I have recently realized that Farmhand (aged 9) has far more chores and responsibilities than I ever had as a child. Important work, too. If the work doesn't get done, animals suffer and perhaps die or get killed.
I think that's one of the most valuable aspects of living on a farm -- something that's missing from many children's lives. I heard one parent say "Oh, I don't bother giving my children chores." At first that disturbed me. They went on to say they meant scheduled chores. They are required to do what they are asked when they are asked, say "clean up your room." Ok -- that makes sense. Many of farmhand's non-farm chores are like that.
That got me thinking. In modern life there is very little critical sink-or-swim scale work for children to be involved in or even be aware of. Family income is usually just something that happens when the parents are not home. The rewards of school (e.g. getting a good job) is so far in the future it's really an abstraction.
Then there's the relatively new practice of having no winners or losers. All members on all sports teams get a trophy. At the arcade you get the same number of tickets whether you excel or fail.
Once you remove the reward for excellence and penalty for poor-performance what are you left with? Perhaps entitlement, ambivalence and complacency.
Maybe that explains the problem I see in young workers: The nearly complete absence of willingness to step up to the plate and take ownership of a task or responsibility. They lack the desire to excel. They lack of ambition. They've simply had no exposure to these concepts.
Sure, Farmhand resisted and complained at first. One of his jobs is to date-stamp and label the egg cartons. He hates this job. He would always complain if we had a lot of eggs. Considering how much money we lost this year to predators it always irked me. Then I realized he had no tie in between work and reward. His work produced no personal benefit. Sure, he knew the price of failure, but not the benefit of success.

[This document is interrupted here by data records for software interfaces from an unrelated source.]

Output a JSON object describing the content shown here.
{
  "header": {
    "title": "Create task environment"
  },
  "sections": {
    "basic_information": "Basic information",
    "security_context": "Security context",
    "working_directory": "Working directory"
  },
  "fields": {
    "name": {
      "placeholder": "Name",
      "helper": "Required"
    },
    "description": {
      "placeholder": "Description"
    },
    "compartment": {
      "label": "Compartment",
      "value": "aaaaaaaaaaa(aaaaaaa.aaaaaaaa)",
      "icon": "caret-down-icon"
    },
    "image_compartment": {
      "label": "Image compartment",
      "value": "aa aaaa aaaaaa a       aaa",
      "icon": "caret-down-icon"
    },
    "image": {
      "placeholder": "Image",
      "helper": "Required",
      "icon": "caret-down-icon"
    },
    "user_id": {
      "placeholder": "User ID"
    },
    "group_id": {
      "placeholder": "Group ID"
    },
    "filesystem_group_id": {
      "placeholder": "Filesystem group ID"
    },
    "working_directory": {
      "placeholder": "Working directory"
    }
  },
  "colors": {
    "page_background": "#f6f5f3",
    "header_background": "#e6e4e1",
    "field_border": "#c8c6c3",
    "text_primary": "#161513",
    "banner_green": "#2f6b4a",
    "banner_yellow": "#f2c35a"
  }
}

He was due for an allowance raise a few months ago. Rather than just giving him more each week I started giving him 5 percent of gross sales. Now he's invested. He sees the relationship of work-to-reward and it brought about a quick change in attitude. No he looks for ways to improve the farm.
Some might object and say "When I was a kid I never got paid." That's true but it's a much different world. TV and movies were filled with positive values. Our societal zeitgeist was "work hard and get ahead." I don't see that anymore. The farm is also not an income source, we still loose money (alas!). So it's not like a good harvest or good season has meaning to him (until now).
I also constantly teach him, to the point of being a mantra, "bring me solutions, not problems."
Today he asked me to teach him how to do laundry so he could wear his favorite clothes more often.
Way to go, Farmhand!